Segment Start: Material provided
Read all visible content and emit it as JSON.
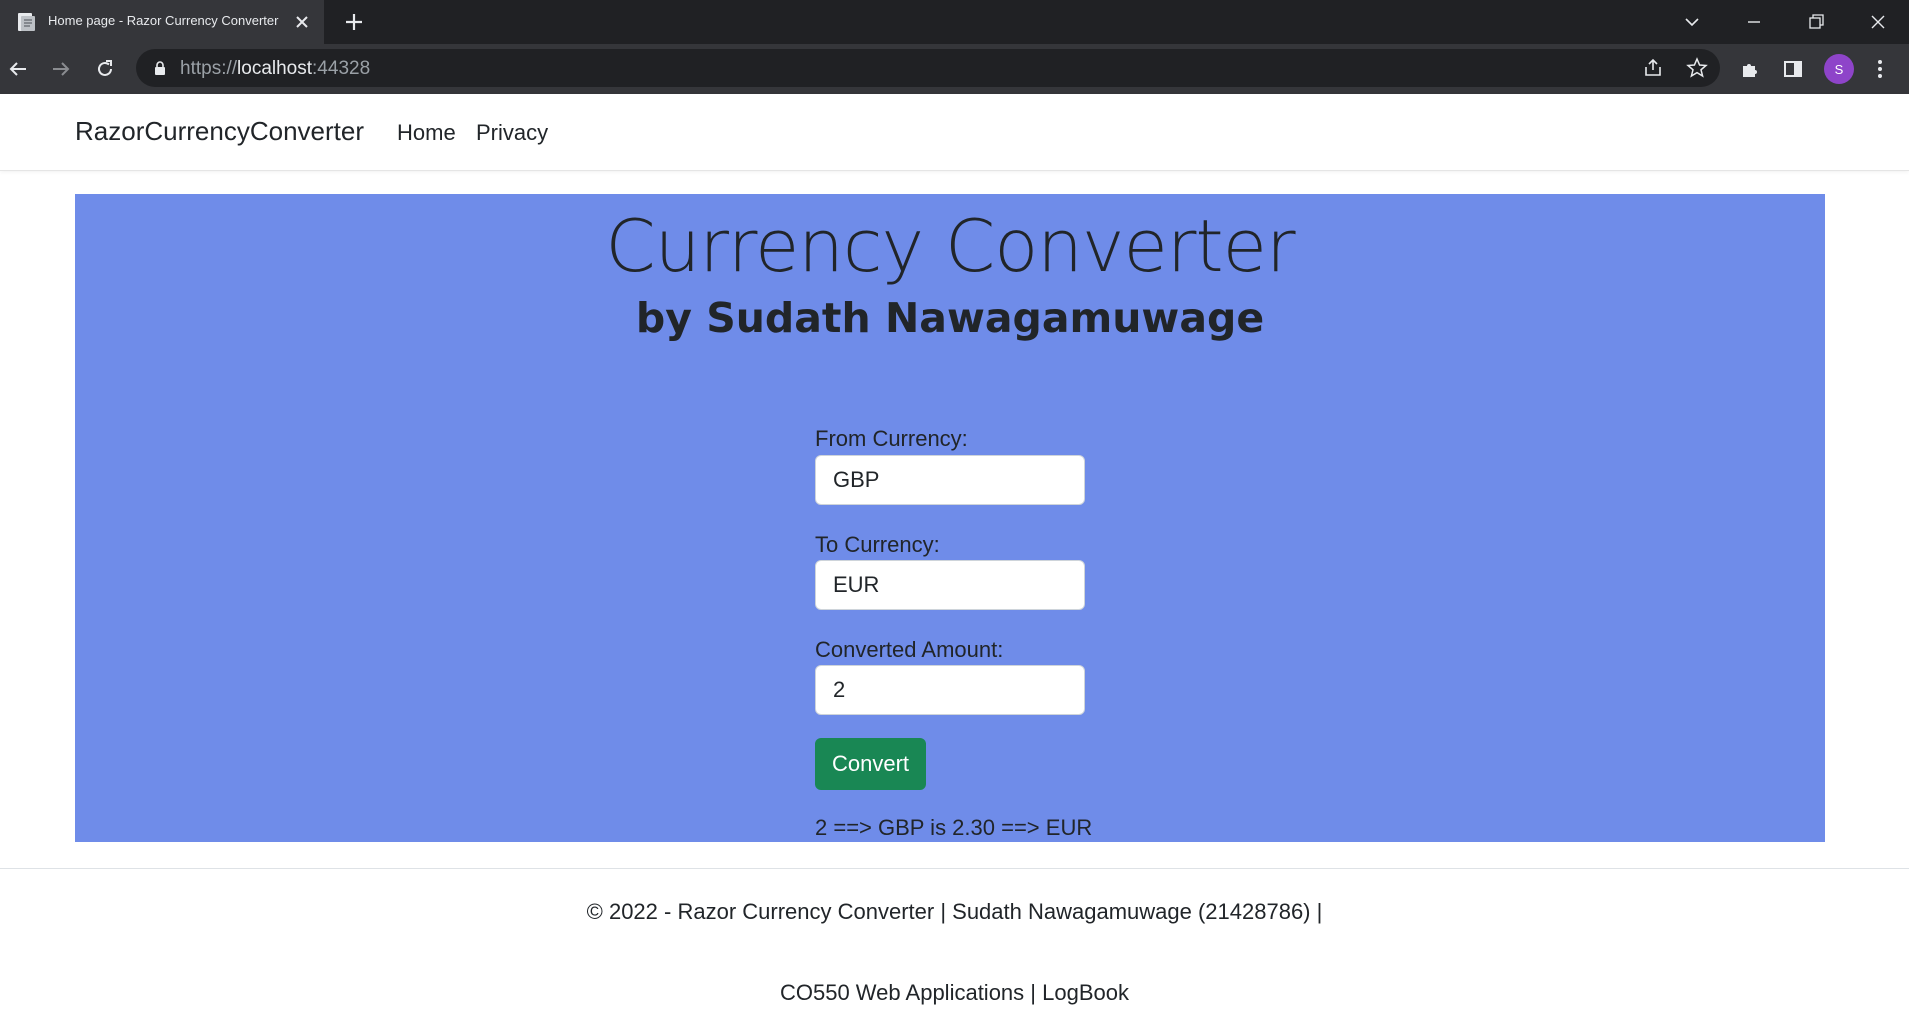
{
  "browser": {
    "tab_title": "Home page - Razor Currency Converter",
    "url_scheme": "https://",
    "url_host": "localhost",
    "url_port": ":44328",
    "profile_initial": "S"
  },
  "nav": {
    "brand": "RazorCurrencyConverter",
    "links": [
      "Home",
      "Privacy"
    ]
  },
  "hero": {
    "title": "Currency Converter",
    "subtitle": "by Sudath Nawagamuwage"
  },
  "form": {
    "from_label": "From Currency:",
    "from_value": "GBP",
    "to_label": "To Currency:",
    "to_value": "EUR",
    "amount_label": "Converted Amount:",
    "amount_value": "2",
    "button_label": "Convert",
    "result": "2 ==> GBP is 2.30 ==> EUR"
  },
  "footer": {
    "copyright": "© 2022 - Razor Currency Converter | Sudath Nawagamuwage (21428786) |",
    "course_link": "CO550 Web Applications",
    "separator": "|",
    "logbook_link": "LogBook"
  },
  "colors": {
    "hero_bg": "#6f8ce9",
    "button_bg": "#198754",
    "avatar_bg": "#8e44c9"
  }
}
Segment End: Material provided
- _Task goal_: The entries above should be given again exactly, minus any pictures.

- _Answer section_:
Read all visible content and emit it as JSON.
{
  "browser": {
    "tab_title": "Home page - Razor Currency Converter",
    "url_scheme": "https://",
    "url_host": "localhost",
    "url_port": ":44328",
    "profile_initial": "S"
  },
  "nav": {
    "brand": "RazorCurrencyConverter",
    "links": [
      "Home",
      "Privacy"
    ]
  },
  "hero": {
    "title": "Currency Converter",
    "subtitle": "by Sudath Nawagamuwage"
  },
  "form": {
    "from_label": "From Currency:",
    "from_value": "GBP",
    "to_label": "To Currency:",
    "to_value": "EUR",
    "amount_label": "Converted Amount:",
    "amount_value": "2",
    "button_label": "Convert",
    "result": "2 ==> GBP is 2.30 ==> EUR"
  },
  "footer": {
    "copyright": "© 2022 - Razor Currency Converter | Sudath Nawagamuwage (21428786) |",
    "course_link": "CO550 Web Applications",
    "separator": "|",
    "logbook_link": "LogBook"
  },
  "colors": {
    "hero_bg": "#6f8ce9",
    "button_bg": "#198754",
    "avatar_bg": "#8e44c9"
  }
}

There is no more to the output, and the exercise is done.